* What you should do
Please find every line of the listing below where "selected" occurs and copy it.
########
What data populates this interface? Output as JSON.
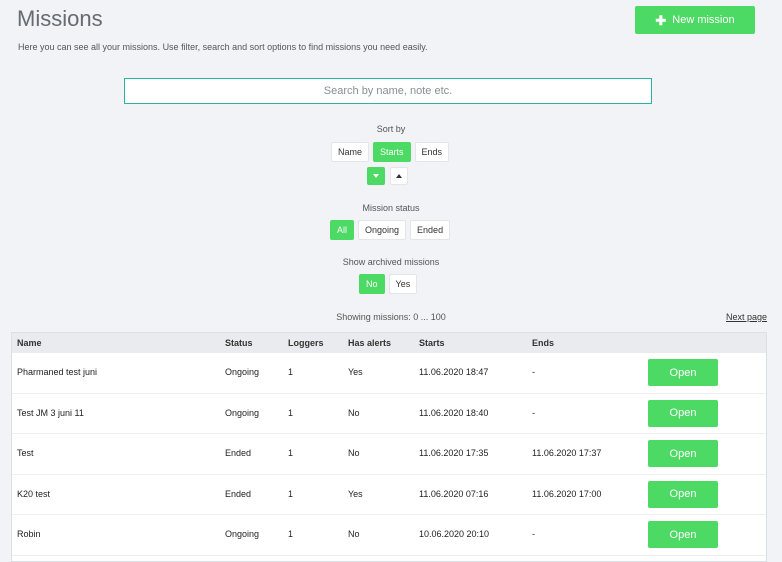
{
  "header": {
    "title": "Missions",
    "subtitle": "Here you can see all your missions. Use filter, search and sort options to find missions you need easily.",
    "new_button_icon": "plus-icon",
    "new_button_label": "New mission"
  },
  "search": {
    "placeholder": "Search by name, note etc.",
    "value": ""
  },
  "sort": {
    "label": "Sort by",
    "options": [
      "Name",
      "Starts",
      "Ends"
    ],
    "selected": "Starts",
    "direction": "descending"
  },
  "status_filter": {
    "label": "Mission status",
    "options": [
      "All",
      "Ongoing",
      "Ended"
    ],
    "selected": "All"
  },
  "archived_filter": {
    "label": "Show archived missions",
    "options": [
      "No",
      "Yes"
    ],
    "selected": "No"
  },
  "pagination": {
    "showing": "Showing missions: 0 ... 100",
    "next_label": "Next page"
  },
  "table": {
    "columns": [
      "Name",
      "Status",
      "Loggers",
      "Has alerts",
      "Starts",
      "Ends"
    ],
    "rows": [
      {
        "name": "Pharmaned test juni",
        "status": "Ongoing",
        "loggers": "1",
        "alerts": "Yes",
        "starts": "11.06.2020 18:47",
        "ends": "-",
        "action": "Open"
      },
      {
        "name": "Test JM 3 juni 11",
        "status": "Ongoing",
        "loggers": "1",
        "alerts": "No",
        "starts": "11.06.2020 18:40",
        "ends": "-",
        "action": "Open"
      },
      {
        "name": "Test",
        "status": "Ended",
        "loggers": "1",
        "alerts": "No",
        "starts": "11.06.2020 17:35",
        "ends": "11.06.2020 17:37",
        "action": "Open"
      },
      {
        "name": "K20 test",
        "status": "Ended",
        "loggers": "1",
        "alerts": "Yes",
        "starts": "11.06.2020 07:16",
        "ends": "11.06.2020 17:00",
        "action": "Open"
      },
      {
        "name": "Robin",
        "status": "Ongoing",
        "loggers": "1",
        "alerts": "No",
        "starts": "10.06.2020 20:10",
        "ends": "-",
        "action": "Open"
      }
    ]
  },
  "colors": {
    "accent": "#4cd964",
    "search_border": "#2bb3a5",
    "background": "#f1f3f6"
  }
}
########
* Result of this task
    "selected": "Starts",
    "selected": "All"
    "selected": "No"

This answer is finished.